In a succession of actions that have commanded world attention, the global justice movement is charting a path through new political terrain, if one that contains hauntingly familiar historical formations.
A neo-feudal aura surrounds the convocations of the WTO, IMF, World Bank and G8. Behind chain-link and barbed-wire battlements, statesmen and bureaucrats draw up pacts that will form the constitution for a one-economy corporate world.
Unimpeded capital movement, free trade, intellectual property protections and other market rights are enshrined in international treaties that liberate transnational corporations from regulation by nation-states. Written out of this process are the world’s 6 billion commoners, along with their voting rights, human rights, labor rights, social rights, economic rights and environmental rights.
People are being slowly disenfranchised, unable to control basic aspects of their lives and their communities through the traditional channels of representative government. Europeans exclude hormone-treated U.S. beef, only to find it can’t be done without suffering hefty WTO sanctions. Americans pass legislation that protects the world’s vanishing sea turtles. Woops, hello WTO, goodbye turtles. People in Massachusetts enact a boycott of companies that do business with Burma’s killer generals. Too bad, trade policy trumps human rights.
We are witnessing an unprecedented transfer of power from people and their governments to global institutions whose allegiance is to abstract free-market principle, and whose favored citizens are soulless corporate entities that have the power to shape and break nations.
Making the protection of capital the primary focus of international cooperation means problems that demand world attention lose out. U.N. Secretary-General Kofi Annan has called for a $10 billion global health fund to combat AIDS and other infectious diseases. Yet at the G8 summit, leaders pledged only $1.3 billion (0.4 per cent of Bush’s proposed 2002 budget for the U.S. military) to help the 36 million people doomed to a slow death by AIDS≠≠and made sure to do nothing to upset the pharmaceutical corporations and their AIDS-treatment cartel.
In feudal times, kings and lords held power through divine right. To challenge their authority was to oppose God, a heresy worthy of death. Now enlightened, we view such notions as foolish. Yet the divine right of yore has been replaced by a pantheon of free market verities whose lock on popular thought is so strong that heresy can be kept in check through ridicule. Commenting on the Genoa protesters, the New York Times’ Thomas Friedman sneered: “To be against globalization is to be against so many things – from cell phones to trade to Big Macs – that it connotes nothing. Which is why the anti-globalization protests have produced noise but nothing that has improved anyone’s life.”

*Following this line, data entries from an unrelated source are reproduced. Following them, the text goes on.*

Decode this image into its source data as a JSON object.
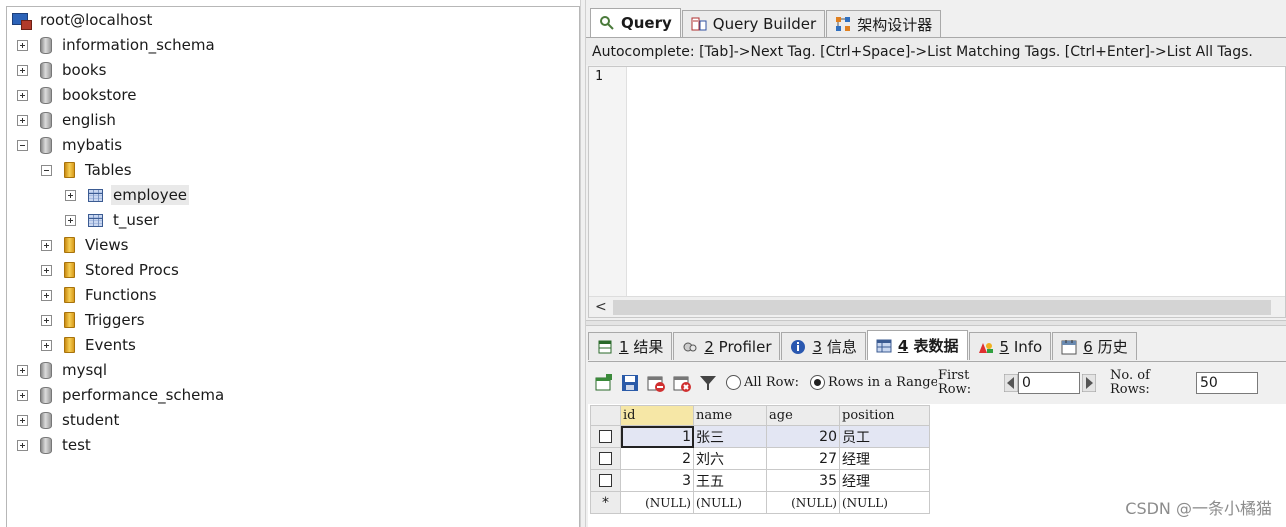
{
  "tree": {
    "root": "root@localhost",
    "databases": [
      {
        "label": "information_schema"
      },
      {
        "label": "books"
      },
      {
        "label": "bookstore"
      },
      {
        "label": "english"
      },
      {
        "label": "mybatis"
      },
      {
        "label": "mysql"
      },
      {
        "label": "performance_schema"
      },
      {
        "label": "student"
      },
      {
        "label": "test"
      }
    ],
    "mybatis_children": {
      "tables": "Tables",
      "table_items": [
        "employee",
        "t_user"
      ],
      "views": "Views",
      "stored_procs": "Stored Procs",
      "functions": "Functions",
      "triggers": "Triggers",
      "events": "Events"
    }
  },
  "top_tabs": {
    "query": "Query",
    "query_builder": "Query Builder",
    "schema_designer": "架构设计器"
  },
  "autocomplete_hint": "Autocomplete: [Tab]->Next Tag. [Ctrl+Space]->List Matching Tags. [Ctrl+Enter]->List All Tags.",
  "editor": {
    "line_number": "1",
    "scroll_left_arrow": "<"
  },
  "result_tabs": [
    {
      "num": "1",
      "label": "结果"
    },
    {
      "num": "2",
      "label": "Profiler"
    },
    {
      "num": "3",
      "label": "信息"
    },
    {
      "num": "4",
      "label": "表数据"
    },
    {
      "num": "5",
      "label": "Info"
    },
    {
      "num": "6",
      "label": "历史"
    }
  ],
  "toolbar": {
    "all_rows": "All Row:",
    "rows_in_range": "Rows in a Range",
    "first_row_label_1": "First",
    "first_row_label_2": "Row:",
    "first_row_value": "0",
    "no_rows_label_1": "No. of",
    "no_rows_label_2": "Rows:",
    "no_rows_value": "50"
  },
  "grid": {
    "columns": [
      "id",
      "name",
      "age",
      "position"
    ],
    "rows": [
      [
        "1",
        "张三",
        "20",
        "员工"
      ],
      [
        "2",
        "刘六",
        "27",
        "经理"
      ],
      [
        "3",
        "王五",
        "35",
        "经理"
      ]
    ],
    "new_row_marker": "*",
    "null_text": "(NULL)"
  },
  "watermark": "CSDN @一条小橘猫",
  "colors": {
    "header_highlight": "#f6e7a6",
    "selected_row": "#e3e6f3",
    "panel_bg": "#f0f0f0"
  }
}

The good news: The globalization protests show that people are not duped by such inanities. Where faithful flocks once bowed before an all-powerful deity, the revolutions of the 18th and 19th centuries ushered in an era of constitutional democracies. Today’s world citizens, imbued with an elixir of liberty, equality and fraternity, are starting to realize that unaccountable global institutions threaten their hard-won political freedoms.

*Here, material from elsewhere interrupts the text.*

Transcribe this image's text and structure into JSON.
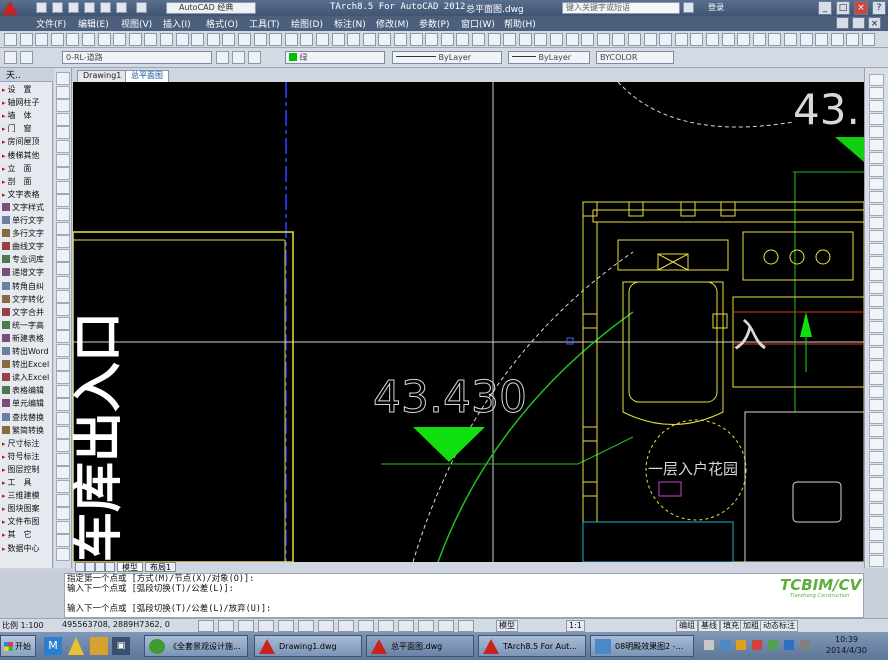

“We are seeing the globalization of citizenship,” Saskia Sassen noted in these pages in March (“How to Confront Globalization,” March 19). The protesters are “conducting themselves as denationalized citizens in a way that interestingly parallels the formalized rights and entitlements that allow corporations to function on an international level.”
This transformation is dawning on the the G8 leaders, who will next gather at a hideaway in the Canadian Rockies accessible by only one road, and the WTO bureaucrats, who are scheduled to meet in the remote monarchy of Qatar. The latter are no doubt waiting for China’s ascension to hold their meeting in Beijing. On Tiananmen Square perchance?
Joel Bleifuss, a former director of the Peace Studies Program at the University of Missouri-Columbia, is the editor & publisher of In These Times, where he has worked since October 1986.